These reflections help the Theatre Aspen team articulate all that Theatre Aspen has accomplished over the past four decades, as well as what’s to come. Bernstein says the organization is currently in continued conversations with the city of Aspen over its capital campaign bid to build a permanent structure in Rio Grande Park. This involves being engaged in testing and feasibility studies, as well as fundraising plans. And these mainstage productions are only the start of all that’s to come on this ruby anniversary.
“We have some wonderful upcoming special events in the works,” he said. “These three shows are the leading edge of a lot more.”
“Beautiful – The Carole King Musical”
Before she was hit-maker Carole King, she was Carole Klein, a spunky young songwriter from Brooklyn with a unique voice. From the chart-topping hits she wrote for the biggest acts in music to her own life-changing, trailblazing success with “Tapestry,” ‘Beautiful – The Carole King Musical” takes you back to where it all began.

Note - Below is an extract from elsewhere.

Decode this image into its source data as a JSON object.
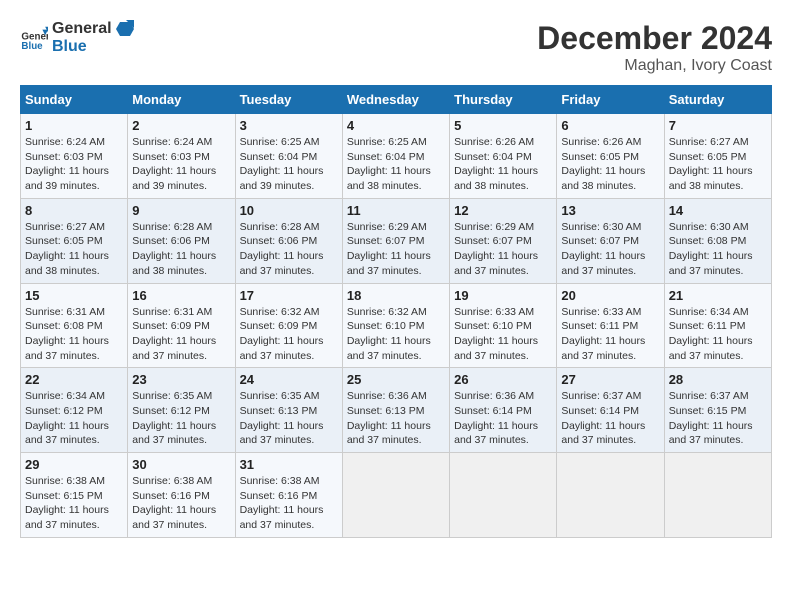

Featuring classics such as “You’ve Got a Friend,” “One Fine Day,” “So Far Away,” “Take Good Care of My Baby,” “Up on the Roof,” “You’ve Lost That Lovin’ Feeling,” “Will You Love Me Tomorrow” and “Natural Woman,” this Tony and Grammy award-winning musical phenomenon is filled with the songs you remember.
All the elements come together like clockwork in John Patrick Shanley’s play, “Doubt,” a story of suspicion cast on a priest’s behavior that is less about scandal than about nuanced questions of moral certainty. Winner of the 2005 Pulitzer Prize and Tony Award.
Set in the East Village of New York City, “Rent” is about falling in love, finding your voice and living for today. Winner of the Tony Award for Best Musical and the Pulitzer Prize for Drama, “Rent” has become a pop cultural phenomenon. Based loosely on Puccini’s “La Boheme,” Jonathan Larson’s “Rent” follows a year in the life of a group of impoverished young artists and musicians struggling to survive and create in New York’s Lower East Side, under the shadow of HIV/AIDS.
Additional information on the 40th anniversary season, including production dates, the Solo Flights festival of one-person shows and the popular Summer Cabaret Series will be announced shortly.